Back at  RG, over time Tango’s walks got shorter and shorter.  The last few weeks, I didn’t need the bike, because he was done “sprinting” even for a short distance. Though a time or two, near the end, he’d push himself surprisingly far, as though he wanted to take a last look where he used to roam.  I nearly always encouraged these last adventures for Tango.  Still, though he might not go as far, I noticed he spent more time studying his territory with his nose.  That was interesting, because as a senior, I found myself doing the same thing. There’s more time for close study as raw ambition and strength fade.

Even near the last, as before and always, Tango would descend stairs or dismount couches/beds, like Superman.  He’d launch himself, up, up and away, with forelegs extended.. and fly though the air with greatest of ease,.. until landing nimbly on all fours.
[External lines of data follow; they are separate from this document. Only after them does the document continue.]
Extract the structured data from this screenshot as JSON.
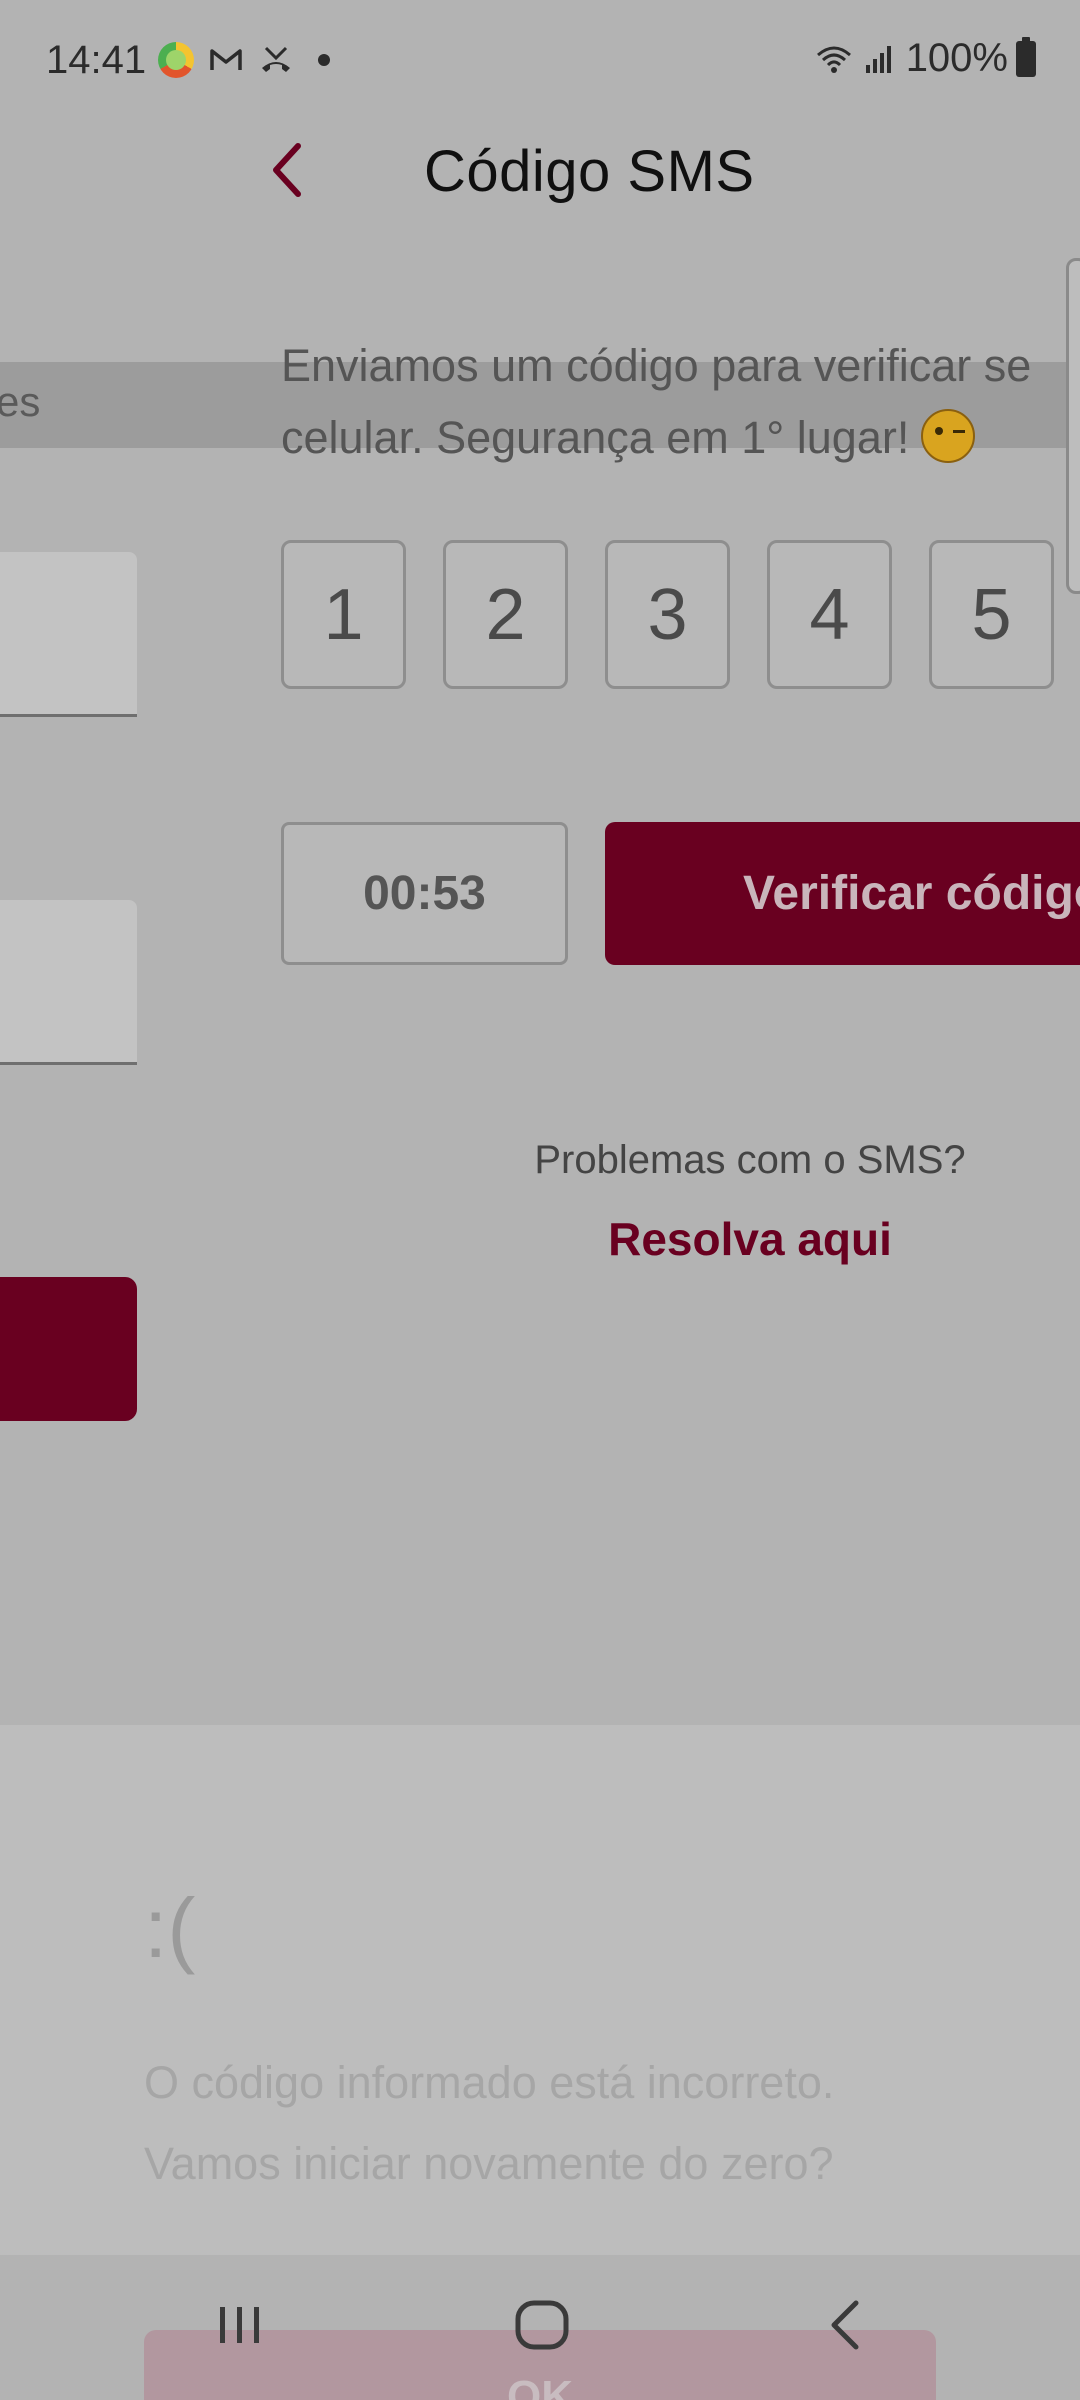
{
  "status_bar": {
    "time": "14:41",
    "battery": "100%",
    "notification_icons": [
      "alelo-app-icon",
      "gmail-icon",
      "missed-call-icon",
      "more-dot-icon"
    ]
  },
  "background_screen": {
    "strip_text": "es"
  },
  "header": {
    "title": "Código SMS",
    "back_icon": "chevron-left-icon"
  },
  "description": {
    "line1": "Enviamos um código para verificar se",
    "line2": "celular. Segurança em 1° lugar!",
    "emoji": "winking-face-icon"
  },
  "code_digits": [
    "1",
    "2",
    "3",
    "4",
    "5"
  ],
  "timer": "00:53",
  "verify_button": "Verificar código",
  "help": {
    "question": "Problemas com o SMS?",
    "link": "Resolva aqui"
  },
  "error_sheet": {
    "emoticon": ":(",
    "line1": "O código informado está incorreto.",
    "line2": "Vamos iniciar novamente do zero?",
    "ok_button": "OK"
  },
  "colors": {
    "brand": "#690020",
    "overlay": "#b3b3b3"
  }
}
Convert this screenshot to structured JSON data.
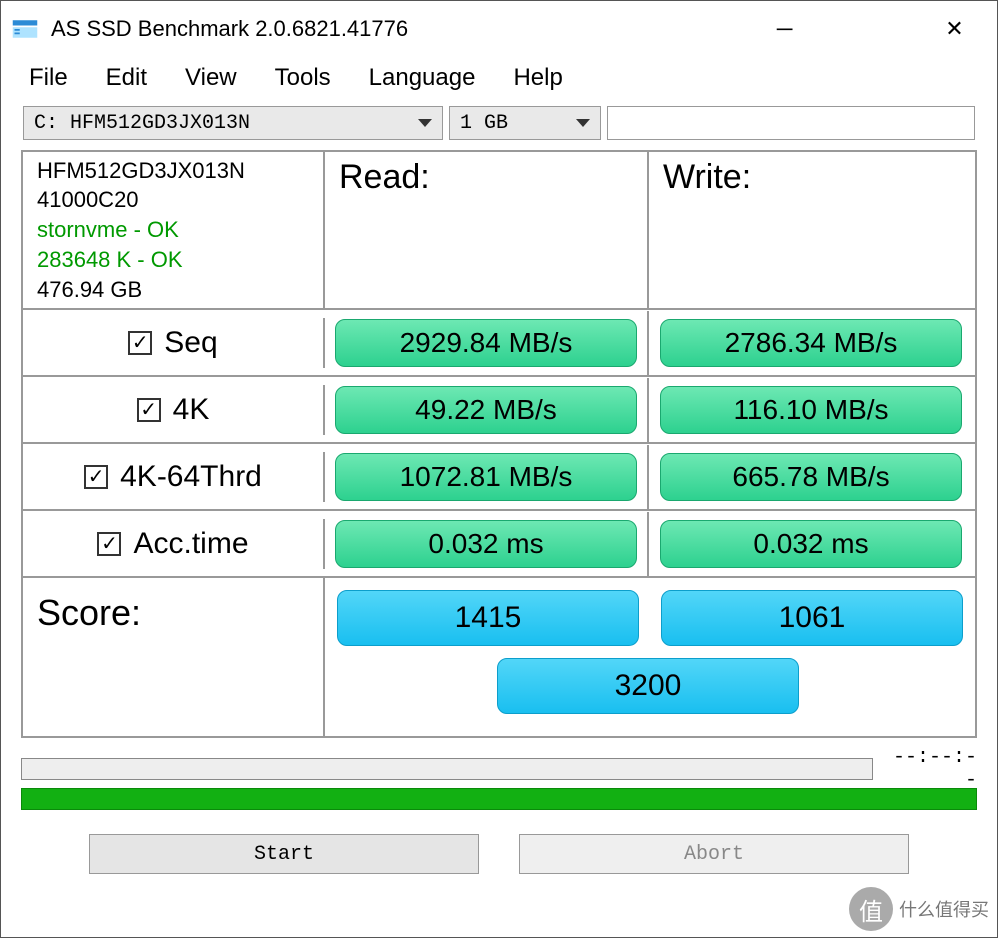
{
  "window": {
    "title": "AS SSD Benchmark 2.0.6821.41776"
  },
  "menu": {
    "file": "File",
    "edit": "Edit",
    "view": "View",
    "tools": "Tools",
    "language": "Language",
    "help": "Help"
  },
  "selectors": {
    "drive": "C: HFM512GD3JX013N",
    "size": "1 GB"
  },
  "device": {
    "model": "HFM512GD3JX013N",
    "firmware": "41000C20",
    "driver_status": "stornvme - OK",
    "alignment_status": "283648 K - OK",
    "capacity": "476.94 GB"
  },
  "headers": {
    "read": "Read:",
    "write": "Write:",
    "score": "Score:"
  },
  "tests": {
    "seq": {
      "label": "Seq",
      "read": "2929.84 MB/s",
      "write": "2786.34 MB/s"
    },
    "fourk": {
      "label": "4K",
      "read": "49.22 MB/s",
      "write": "116.10 MB/s"
    },
    "fourk64": {
      "label": "4K-64Thrd",
      "read": "1072.81 MB/s",
      "write": "665.78 MB/s"
    },
    "acc": {
      "label": "Acc.time",
      "read": "0.032 ms",
      "write": "0.032 ms"
    }
  },
  "score": {
    "read": "1415",
    "write": "1061",
    "total": "3200"
  },
  "status": {
    "time": "--:--:--"
  },
  "buttons": {
    "start": "Start",
    "abort": "Abort"
  },
  "watermark": {
    "icon_text": "值",
    "text": "什么值得买"
  }
}
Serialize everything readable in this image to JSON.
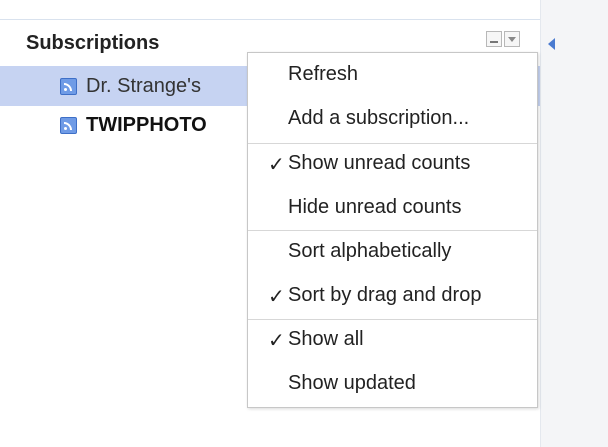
{
  "panel": {
    "title": "Subscriptions",
    "minimize_icon": "minimize-icon",
    "menu_icon": "dropdown-arrow-icon",
    "collapse_icon": "collapse-left-icon"
  },
  "subscriptions": [
    {
      "label": "Dr. Strange's",
      "selected": true,
      "bold": false,
      "icon": "feed-icon"
    },
    {
      "label": "TWIPPHOTO",
      "selected": false,
      "bold": true,
      "icon": "feed-icon"
    }
  ],
  "menu": {
    "check_glyph": "✓",
    "items": [
      {
        "label": "Refresh",
        "checked": false
      },
      {
        "label": "Add a subscription...",
        "checked": false
      },
      {
        "label": "Show unread counts",
        "checked": true
      },
      {
        "label": "Hide unread counts",
        "checked": false
      },
      {
        "label": "Sort alphabetically",
        "checked": false
      },
      {
        "label": "Sort by drag and drop",
        "checked": true
      },
      {
        "label": "Show all",
        "checked": true
      },
      {
        "label": "Show updated",
        "checked": false
      }
    ]
  },
  "colors": {
    "selected_row": "#c6d3f2",
    "accent": "#4a7bd0"
  }
}
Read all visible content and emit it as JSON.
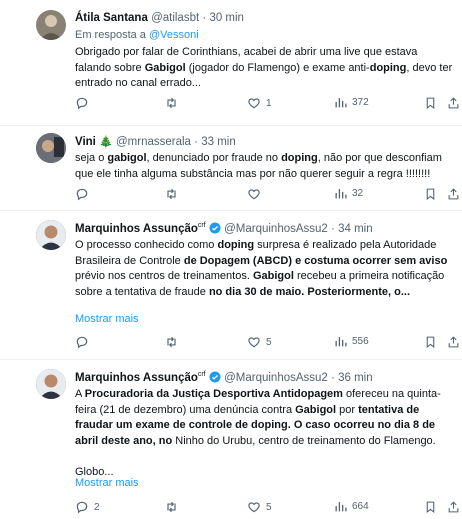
{
  "tweets": [
    {
      "author": "Átila Santana",
      "handle": "@atilasbt",
      "time": "30 min",
      "reply_prefix": "Em resposta a ",
      "reply_to": "@Vessoni",
      "text": [
        {
          "t": "Obrigado por falar de Corinthians, acabei de abrir uma live que estava falando sobre "
        },
        {
          "t": "Gabigol",
          "b": true
        },
        {
          "t": " (jogador do Flamengo) e exame anti-"
        },
        {
          "t": "doping",
          "b": true
        },
        {
          "t": ", devo ter entrado no canal errado..."
        }
      ],
      "replies": "",
      "retweets": "",
      "likes": "1",
      "views": "372",
      "avatar_color": "#7d7468"
    },
    {
      "author": "Vini",
      "author_emoji": "🎄",
      "handle": "@mrnasserala",
      "time": "33 min",
      "text": [
        {
          "t": "seja o "
        },
        {
          "t": "gabigol",
          "b": true
        },
        {
          "t": ", denunciado por fraude no "
        },
        {
          "t": "doping",
          "b": true
        },
        {
          "t": ", não por que desconfiam que ele tinha alguma substância mas por não querer seguir a regra !!!!!!!!"
        }
      ],
      "replies": "",
      "retweets": "",
      "likes": "",
      "views": "32",
      "avatar_color": "#4a4f57"
    },
    {
      "author": "Marquinhos Assunção",
      "author_tag": "crf",
      "handle": "@MarquinhosAssu2",
      "time": "34 min",
      "text": [
        {
          "t": "O processo conhecido como "
        },
        {
          "t": "doping",
          "b": true
        },
        {
          "t": " surpresa é realizado pela Autoridade Brasileira de Controle "
        },
        {
          "t": "de Dopagem (ABCD) e costuma ocorrer sem aviso",
          "b": true
        },
        {
          "t": " prévio nos centros de treinamentos. "
        },
        {
          "t": "Gabigol",
          "b": true
        },
        {
          "t": " recebeu a primeira notificação sobre a tentativa de fraude "
        },
        {
          "t": "no dia 30 de maio.",
          "b": true
        },
        {
          "t": " "
        },
        {
          "t": "Posteriormente, o...",
          "b": true
        }
      ],
      "show_more": "Mostrar mais",
      "replies": "",
      "retweets": "",
      "likes": "5",
      "views": "556",
      "avatar_color": "#3b4a5a"
    },
    {
      "author": "Marquinhos Assunção",
      "author_tag": "crf",
      "handle": "@MarquinhosAssu2",
      "time": "36 min",
      "text": [
        {
          "t": "A "
        },
        {
          "t": "Procuradoria da Justiça Desportiva Antidopagem",
          "b": true
        },
        {
          "t": " ofereceu na quinta-feira (21 de dezembro) uma denúncia contra "
        },
        {
          "t": "Gabigol",
          "b": true
        },
        {
          "t": " por "
        },
        {
          "t": "tentativa de fraudar um exame de controle de doping. O caso ocorreu no dia 8 de abril deste ano, no",
          "b": true
        },
        {
          "t": " Ninho do Urubu, centro de treinamento do Flamengo."
        },
        {
          "t": "\n\nGlobo..."
        }
      ],
      "show_more": "Mostrar mais",
      "replies": "2",
      "retweets": "",
      "likes": "5",
      "views": "664",
      "avatar_color": "#3b4a5a"
    }
  ]
}
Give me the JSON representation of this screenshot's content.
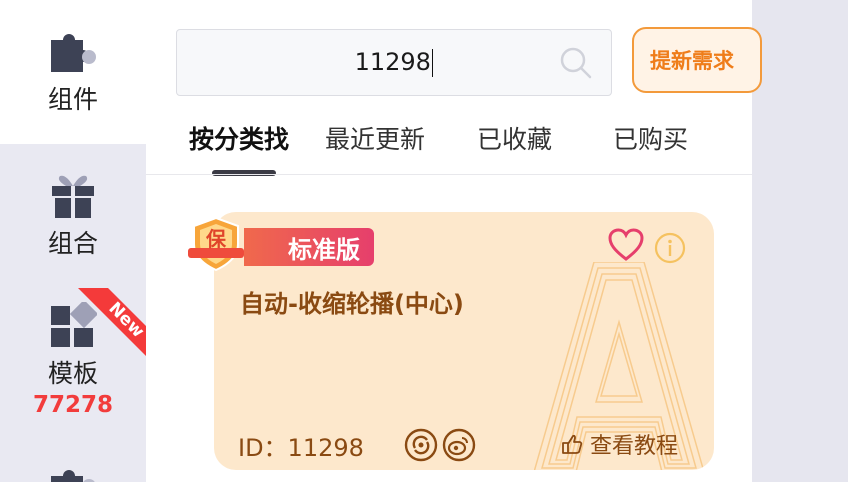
{
  "sidebar": {
    "items": [
      {
        "label": "组件",
        "icon": "puzzle-icon"
      },
      {
        "label": "组合",
        "icon": "gift-icon"
      },
      {
        "label": "模板",
        "icon": "template-grid-icon",
        "count": "77278",
        "ribbon": "New"
      },
      {
        "label": "",
        "icon": "puzzle-icon"
      }
    ]
  },
  "search": {
    "value": "11298",
    "icon": "search-icon"
  },
  "header": {
    "request_button": "提新需求"
  },
  "tabs": [
    {
      "label": "按分类找",
      "active": true
    },
    {
      "label": "最近更新",
      "active": false
    },
    {
      "label": "已收藏",
      "active": false
    },
    {
      "label": "已购买",
      "active": false
    }
  ],
  "card": {
    "badge": "标准版",
    "shield_text": "保",
    "title": "自动-收缩轮播(中心)",
    "id_text": "ID：11298",
    "tutorial": "查看教程",
    "watermark_letter": "A",
    "icons": [
      "heart-icon",
      "info-icon",
      "share-icon",
      "weibo-icon",
      "hand-pointer-icon"
    ]
  },
  "colors": {
    "accent_orange": "#ef7d1a",
    "card_bg": "#fde8cc",
    "card_text": "#8a4a12",
    "badge_red": "#e63f6c",
    "count_red": "#f23c3c",
    "ribbon_red": "#f43a3a"
  }
}
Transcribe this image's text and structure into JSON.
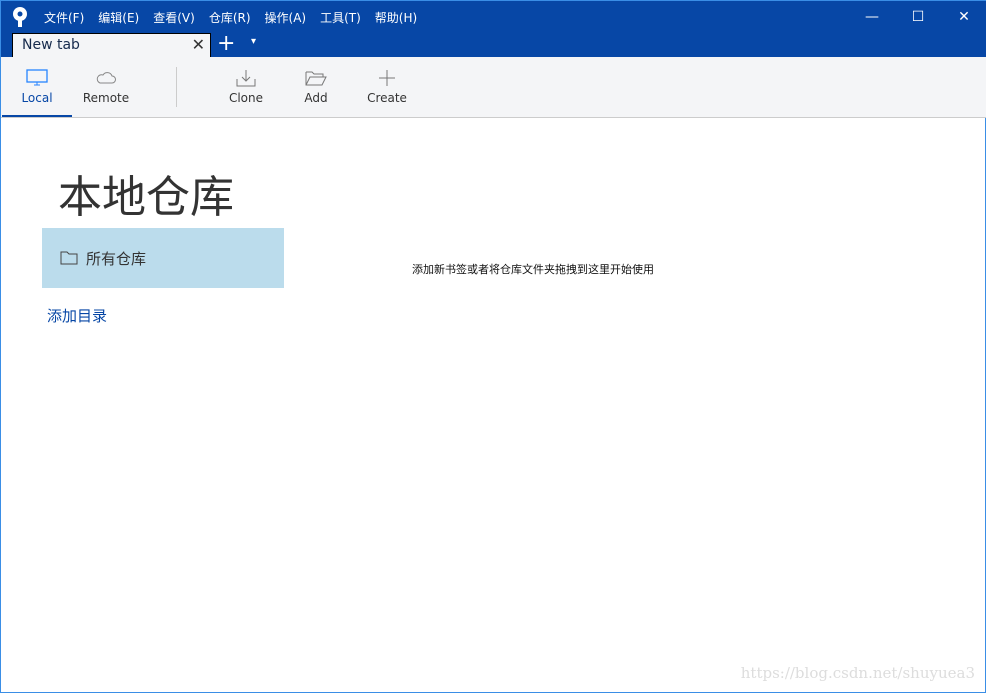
{
  "menu": [
    "文件(F)",
    "编辑(E)",
    "查看(V)",
    "仓库(R)",
    "操作(A)",
    "工具(T)",
    "帮助(H)"
  ],
  "window": {
    "minimize": "—",
    "maximize": "☐",
    "close": "✕"
  },
  "tab": {
    "label": "New tab",
    "close": "✕",
    "new": "+",
    "dropdown": "▾"
  },
  "toolbar": {
    "local": "Local",
    "remote": "Remote",
    "clone": "Clone",
    "add": "Add",
    "create": "Create"
  },
  "main": {
    "title": "本地仓库",
    "all_repos": "所有仓库",
    "add_dir": "添加目录",
    "hint": "添加新书签或者将仓库文件夹拖拽到这里开始使用"
  },
  "watermark": "https://blog.csdn.net/shuyuea3"
}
Tango was the last dog my parents saw and touched before they passed in 2002. On her deathbed, 9-18-2001 in Henderson, Nevada, Mom reached up and petted Tango shortly before she died. Though she was embraced and caressed by her family, the only one she made the effort to caress in return was Tango.   He remained a living link to them for me.. now he’s with them awaiting me.

If there’s anything good about losing a loved one, it often changes one’s perspective, values, priorities and routines, in a beneficial way.  Temporal things become less important; time with family, friends and nature, become paramount. A more serene, spiritual side may emerge.

I reconnected with a place I haven’t been in a long time: dread, powerlessness, inevitability, surrender, acceptance.

The end of domestic tranquility: Morning’s are the worst after a loved one passes.  You dread waking up and facing another day without your friend.  But you must…and face the day bravely.  Things will get better, day by day.

— Steve from Carpinteria, CA